Seeing the Grand Canyon is a powerful, moving, and spiritual experience. How blessed are we to have such wonders in our world!

More pictures and stories from our adventures to come.

 

 

Checking out the Como Zoo

A cancelled camping trip led to a trip to visit friends in Minneapolis – St. Paul earlier this summer. Though we’ve been to the Twin Cities several times during summer, we have covered Lake Calhoun and Lake Harriet, but we hadn’t been to the Como Zoo.

We started out pretty early and found parking in nearby lots.  We decided to check out the animals in the morning, enjoy a picnic lunch in the park by a playground, and then try some rides after that.

Como Zoo really is a lovely free zoo! There is a suggested donation at the entrance followed by many gift shops, rides, food and other opportunities to spend money. We made it out with two stuffed animals for our kids!

The zoo has a nice variety of animals and it’s small enough to walk through with kids quite easily.

We spent the most time at the Primate House, watching the mom and baby gorilla munch lettuce. They were positioned so close the the glass and just looked so comfortable, hanging out in the shade. I love how the mom is cradling the head of romaine like a baby too – it’s hers! It looked like such a sweet, domestic glimpse into their gorilla family life.  Meanwhile the silverback gorilla was out pacing the yard. The gorilla forest was a really cool exhibit, housing seven gorillas in total.

apes and monkey at Como Zoo

Emperor Tamarin and Mom & Baby Gorillas

After checking out the gorillas, we kept walking through the primate house. I really liked watching Como Zoo’s Tamarin climb and leap from branch to branch in their exhibit. The mustaches gave them a distinguished sort of look.

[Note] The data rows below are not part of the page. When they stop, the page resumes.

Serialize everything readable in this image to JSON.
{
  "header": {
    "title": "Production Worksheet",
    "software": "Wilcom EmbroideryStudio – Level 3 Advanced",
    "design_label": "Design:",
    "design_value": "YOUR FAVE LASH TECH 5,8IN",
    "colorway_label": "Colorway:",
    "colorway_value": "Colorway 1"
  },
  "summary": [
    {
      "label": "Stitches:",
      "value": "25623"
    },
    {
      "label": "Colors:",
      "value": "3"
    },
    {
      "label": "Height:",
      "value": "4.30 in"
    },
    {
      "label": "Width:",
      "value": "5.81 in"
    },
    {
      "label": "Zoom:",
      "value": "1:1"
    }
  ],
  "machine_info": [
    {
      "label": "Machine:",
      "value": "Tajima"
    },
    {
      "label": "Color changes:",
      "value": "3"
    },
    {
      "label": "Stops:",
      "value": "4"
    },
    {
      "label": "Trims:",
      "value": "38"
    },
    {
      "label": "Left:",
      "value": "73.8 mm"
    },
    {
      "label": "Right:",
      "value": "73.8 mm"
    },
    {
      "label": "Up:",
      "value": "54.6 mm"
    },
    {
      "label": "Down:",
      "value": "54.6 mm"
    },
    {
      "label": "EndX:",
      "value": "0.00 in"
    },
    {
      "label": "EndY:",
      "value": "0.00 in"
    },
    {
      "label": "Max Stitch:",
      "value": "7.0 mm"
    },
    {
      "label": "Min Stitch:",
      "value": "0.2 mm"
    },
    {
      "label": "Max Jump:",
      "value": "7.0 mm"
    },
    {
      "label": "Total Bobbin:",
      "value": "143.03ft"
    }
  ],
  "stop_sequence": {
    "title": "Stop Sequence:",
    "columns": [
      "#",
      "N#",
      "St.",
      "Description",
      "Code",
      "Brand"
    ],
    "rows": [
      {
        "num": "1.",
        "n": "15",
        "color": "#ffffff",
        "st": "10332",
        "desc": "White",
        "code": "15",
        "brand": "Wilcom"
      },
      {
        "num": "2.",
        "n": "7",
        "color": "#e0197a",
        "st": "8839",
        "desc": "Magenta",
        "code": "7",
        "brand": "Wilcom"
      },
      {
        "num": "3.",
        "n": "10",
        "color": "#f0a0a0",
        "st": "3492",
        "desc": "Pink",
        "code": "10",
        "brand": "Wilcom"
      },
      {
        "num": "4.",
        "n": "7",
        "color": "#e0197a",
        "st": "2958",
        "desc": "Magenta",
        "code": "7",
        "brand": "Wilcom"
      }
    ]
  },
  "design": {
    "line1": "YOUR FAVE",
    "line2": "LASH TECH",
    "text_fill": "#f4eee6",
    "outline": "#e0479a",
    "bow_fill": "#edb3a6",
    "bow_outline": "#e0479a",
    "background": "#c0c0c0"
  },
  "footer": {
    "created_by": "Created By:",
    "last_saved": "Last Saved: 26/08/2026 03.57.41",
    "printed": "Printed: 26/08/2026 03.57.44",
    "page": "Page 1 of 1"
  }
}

As a member of our zoo since our kids were babies, I’ve been going to zoos a lot over the last six to eight years, though it seems to be less and less frequent as my kids get older. Still, it is a treat to see endangered animals up close, showing off their normal behaviors, such as eating a head of lettuce with her baby or effortlessly jumping from branch to branch.  I / we may never have the opportunity to see these animals in the wild. While that would be preferred, we will enjoy zoo visits and learn the conservation stories the animals and their habitats around the world.

Thanks for a great visit, Como Zoo!

So Many Stars: The Price of Freedom

This spring I saw the WWII Memorial in Washington D.C. for the first time. It was beautiful and moving to say the least. This part of the monument hit me the hardest.

WWII Memorial Stars

Wall of Stars on the WWII Memorial. So Many Stars.

The plaque reads:

Freedom Walls hold 4,048 gold stars. Each gold star represents one hundred American service personnel who died or remain missing in the war. The 405,399 American dead or missing from World War II are second only to the loss of more than 620,000 Americans during our Civil War.

Powerful.

My grandpa was a lucky one, who was able to come home after serving in the Pacific in WWII.  So many others had their lives cut short. This is true of any conflict or military operation. It is those whom we remember today on Memorial Day.

Here’s another part of the WWII Memorial on the opposite side of the Freedom Wall of stars.

WWII Memorial Quote Nimitz

WWII Memorial Quote by Admiral Chester W. Nimitz

We visited on a splendid, sunny day during the week. A few more pictures captured the full monument and the Pacific side, including New Guinea and Buna, where my grandpa served in the Army.

WWII collage

WWII Memorial Monument, you can see the Lincoln Memorial behind it.  Sparkling fountains and gray columns and stone make for a moving and reverent tribute to the fallen.

Blessings to those who made the ultimate sacrifice and to their friends and families. May we all remember and honor them.